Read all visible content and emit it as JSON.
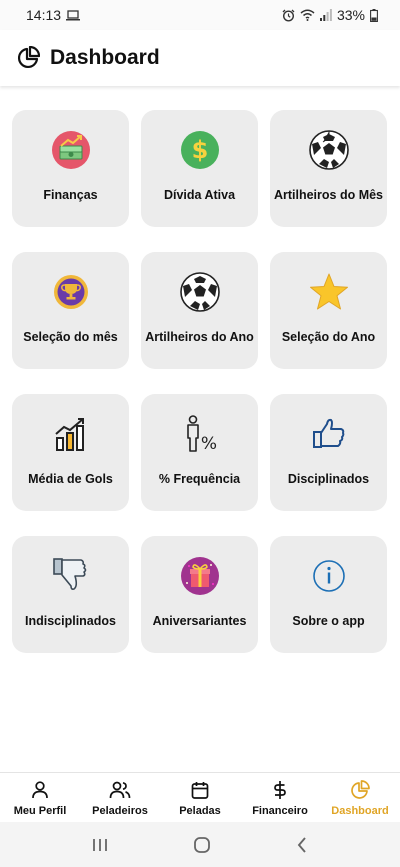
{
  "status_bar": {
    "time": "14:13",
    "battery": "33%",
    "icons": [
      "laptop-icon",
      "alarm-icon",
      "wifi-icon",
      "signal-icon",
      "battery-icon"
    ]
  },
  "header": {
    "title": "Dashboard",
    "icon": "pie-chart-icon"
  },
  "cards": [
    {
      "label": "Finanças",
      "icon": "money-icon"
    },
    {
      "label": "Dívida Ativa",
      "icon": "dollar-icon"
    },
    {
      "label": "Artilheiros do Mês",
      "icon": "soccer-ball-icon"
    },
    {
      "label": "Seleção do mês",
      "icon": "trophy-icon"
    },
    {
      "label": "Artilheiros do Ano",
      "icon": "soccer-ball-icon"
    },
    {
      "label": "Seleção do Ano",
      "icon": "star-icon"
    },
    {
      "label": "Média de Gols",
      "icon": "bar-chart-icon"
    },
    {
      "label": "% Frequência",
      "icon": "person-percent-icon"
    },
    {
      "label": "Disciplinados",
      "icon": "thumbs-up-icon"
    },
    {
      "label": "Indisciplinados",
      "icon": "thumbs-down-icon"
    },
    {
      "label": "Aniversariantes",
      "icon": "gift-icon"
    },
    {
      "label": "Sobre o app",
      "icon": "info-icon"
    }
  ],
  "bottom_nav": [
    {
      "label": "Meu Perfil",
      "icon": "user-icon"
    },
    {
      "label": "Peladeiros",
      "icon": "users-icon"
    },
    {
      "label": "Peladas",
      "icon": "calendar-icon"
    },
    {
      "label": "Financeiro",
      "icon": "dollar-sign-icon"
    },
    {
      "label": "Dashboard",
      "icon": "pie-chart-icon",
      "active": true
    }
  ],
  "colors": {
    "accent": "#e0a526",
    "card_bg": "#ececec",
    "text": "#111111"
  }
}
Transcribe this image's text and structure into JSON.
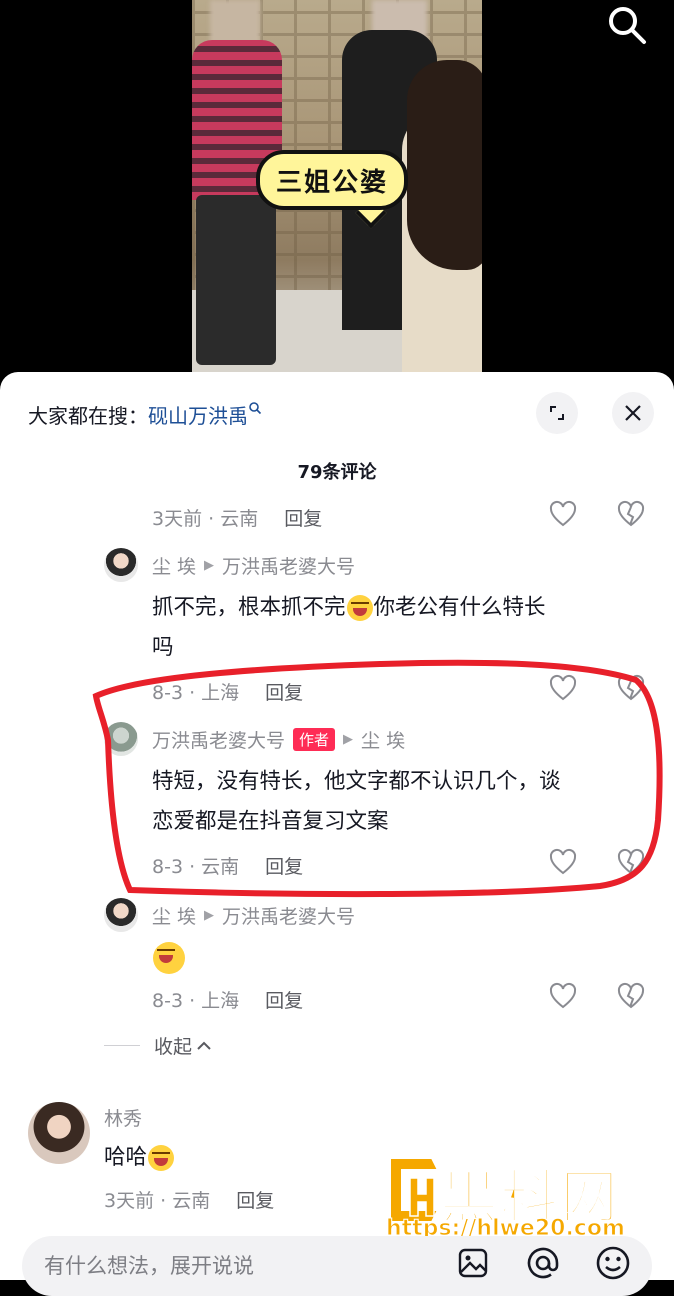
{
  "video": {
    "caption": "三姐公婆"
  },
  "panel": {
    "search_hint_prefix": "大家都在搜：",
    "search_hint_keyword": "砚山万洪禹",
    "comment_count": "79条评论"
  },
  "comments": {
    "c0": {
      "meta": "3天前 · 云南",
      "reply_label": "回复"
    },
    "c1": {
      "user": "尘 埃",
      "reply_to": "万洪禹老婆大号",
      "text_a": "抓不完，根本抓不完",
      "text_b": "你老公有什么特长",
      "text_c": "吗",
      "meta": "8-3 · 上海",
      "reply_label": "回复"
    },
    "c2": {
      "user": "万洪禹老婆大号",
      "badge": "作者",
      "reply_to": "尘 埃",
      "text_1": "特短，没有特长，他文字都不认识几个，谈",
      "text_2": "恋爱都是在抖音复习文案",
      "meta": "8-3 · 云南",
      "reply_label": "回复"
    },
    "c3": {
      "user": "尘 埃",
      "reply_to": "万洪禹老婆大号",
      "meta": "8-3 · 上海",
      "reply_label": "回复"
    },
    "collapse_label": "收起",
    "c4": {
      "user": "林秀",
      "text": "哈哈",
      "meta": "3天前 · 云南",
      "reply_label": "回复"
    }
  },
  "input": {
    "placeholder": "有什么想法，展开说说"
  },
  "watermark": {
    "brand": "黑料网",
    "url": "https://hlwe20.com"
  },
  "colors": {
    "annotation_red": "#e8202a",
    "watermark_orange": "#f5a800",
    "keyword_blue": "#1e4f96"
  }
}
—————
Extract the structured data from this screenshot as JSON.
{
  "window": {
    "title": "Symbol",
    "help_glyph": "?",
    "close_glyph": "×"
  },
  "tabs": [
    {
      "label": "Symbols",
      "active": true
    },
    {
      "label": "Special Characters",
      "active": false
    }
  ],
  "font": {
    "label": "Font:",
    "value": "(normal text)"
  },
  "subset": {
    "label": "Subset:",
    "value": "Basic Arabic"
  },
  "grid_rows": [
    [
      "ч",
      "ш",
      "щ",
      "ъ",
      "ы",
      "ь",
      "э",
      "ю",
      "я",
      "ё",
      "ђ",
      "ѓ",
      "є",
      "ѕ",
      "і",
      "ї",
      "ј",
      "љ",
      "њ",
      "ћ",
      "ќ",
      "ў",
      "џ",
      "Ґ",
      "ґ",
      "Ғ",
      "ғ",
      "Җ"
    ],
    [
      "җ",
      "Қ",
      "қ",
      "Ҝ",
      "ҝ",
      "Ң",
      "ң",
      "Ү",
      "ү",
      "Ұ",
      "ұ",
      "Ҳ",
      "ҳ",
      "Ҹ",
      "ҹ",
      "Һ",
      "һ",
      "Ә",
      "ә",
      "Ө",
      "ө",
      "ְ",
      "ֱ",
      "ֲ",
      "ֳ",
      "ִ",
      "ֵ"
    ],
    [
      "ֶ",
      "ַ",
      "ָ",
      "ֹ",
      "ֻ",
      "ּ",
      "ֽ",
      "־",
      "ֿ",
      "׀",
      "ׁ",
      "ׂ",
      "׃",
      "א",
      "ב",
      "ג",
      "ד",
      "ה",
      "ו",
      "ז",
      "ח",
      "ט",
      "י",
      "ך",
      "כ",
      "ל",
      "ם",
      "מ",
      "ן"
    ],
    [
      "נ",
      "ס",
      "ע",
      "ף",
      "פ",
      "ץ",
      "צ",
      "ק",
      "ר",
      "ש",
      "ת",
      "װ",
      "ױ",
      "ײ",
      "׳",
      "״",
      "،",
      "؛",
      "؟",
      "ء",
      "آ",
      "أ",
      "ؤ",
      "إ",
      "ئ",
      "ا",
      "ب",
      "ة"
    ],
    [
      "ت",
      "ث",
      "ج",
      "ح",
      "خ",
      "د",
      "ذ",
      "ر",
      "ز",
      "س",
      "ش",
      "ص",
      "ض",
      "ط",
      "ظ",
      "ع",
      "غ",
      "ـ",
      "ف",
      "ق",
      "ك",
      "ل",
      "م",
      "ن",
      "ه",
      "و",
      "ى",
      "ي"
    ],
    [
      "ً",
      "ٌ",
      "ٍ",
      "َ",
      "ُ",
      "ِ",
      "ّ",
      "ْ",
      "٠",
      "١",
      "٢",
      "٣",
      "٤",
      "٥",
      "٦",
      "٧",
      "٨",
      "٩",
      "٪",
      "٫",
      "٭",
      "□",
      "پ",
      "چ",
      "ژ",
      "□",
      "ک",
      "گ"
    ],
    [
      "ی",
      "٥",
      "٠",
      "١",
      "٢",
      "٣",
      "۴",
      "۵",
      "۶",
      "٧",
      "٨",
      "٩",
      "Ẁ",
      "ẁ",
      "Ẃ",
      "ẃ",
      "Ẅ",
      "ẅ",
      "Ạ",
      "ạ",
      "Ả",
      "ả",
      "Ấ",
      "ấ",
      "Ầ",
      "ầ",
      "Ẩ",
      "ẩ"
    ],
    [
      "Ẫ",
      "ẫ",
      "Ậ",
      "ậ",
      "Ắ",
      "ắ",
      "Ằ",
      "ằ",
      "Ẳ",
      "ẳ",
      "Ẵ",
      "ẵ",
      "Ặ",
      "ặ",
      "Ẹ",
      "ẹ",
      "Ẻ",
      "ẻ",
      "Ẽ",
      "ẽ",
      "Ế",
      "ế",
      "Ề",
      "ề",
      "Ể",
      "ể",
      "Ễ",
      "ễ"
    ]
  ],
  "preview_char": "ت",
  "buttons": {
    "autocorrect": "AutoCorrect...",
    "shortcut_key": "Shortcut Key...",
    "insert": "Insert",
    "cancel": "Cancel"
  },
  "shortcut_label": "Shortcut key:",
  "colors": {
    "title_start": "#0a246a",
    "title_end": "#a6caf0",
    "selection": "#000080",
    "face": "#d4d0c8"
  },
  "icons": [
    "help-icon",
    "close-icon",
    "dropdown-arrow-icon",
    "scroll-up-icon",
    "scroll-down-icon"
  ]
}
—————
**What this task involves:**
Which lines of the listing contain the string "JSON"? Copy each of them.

**Solution below:**
Read all visible content and emit it as JSON.
Transcribe this image's text and structure into JSON.
Extract the structured data from this screenshot as JSON.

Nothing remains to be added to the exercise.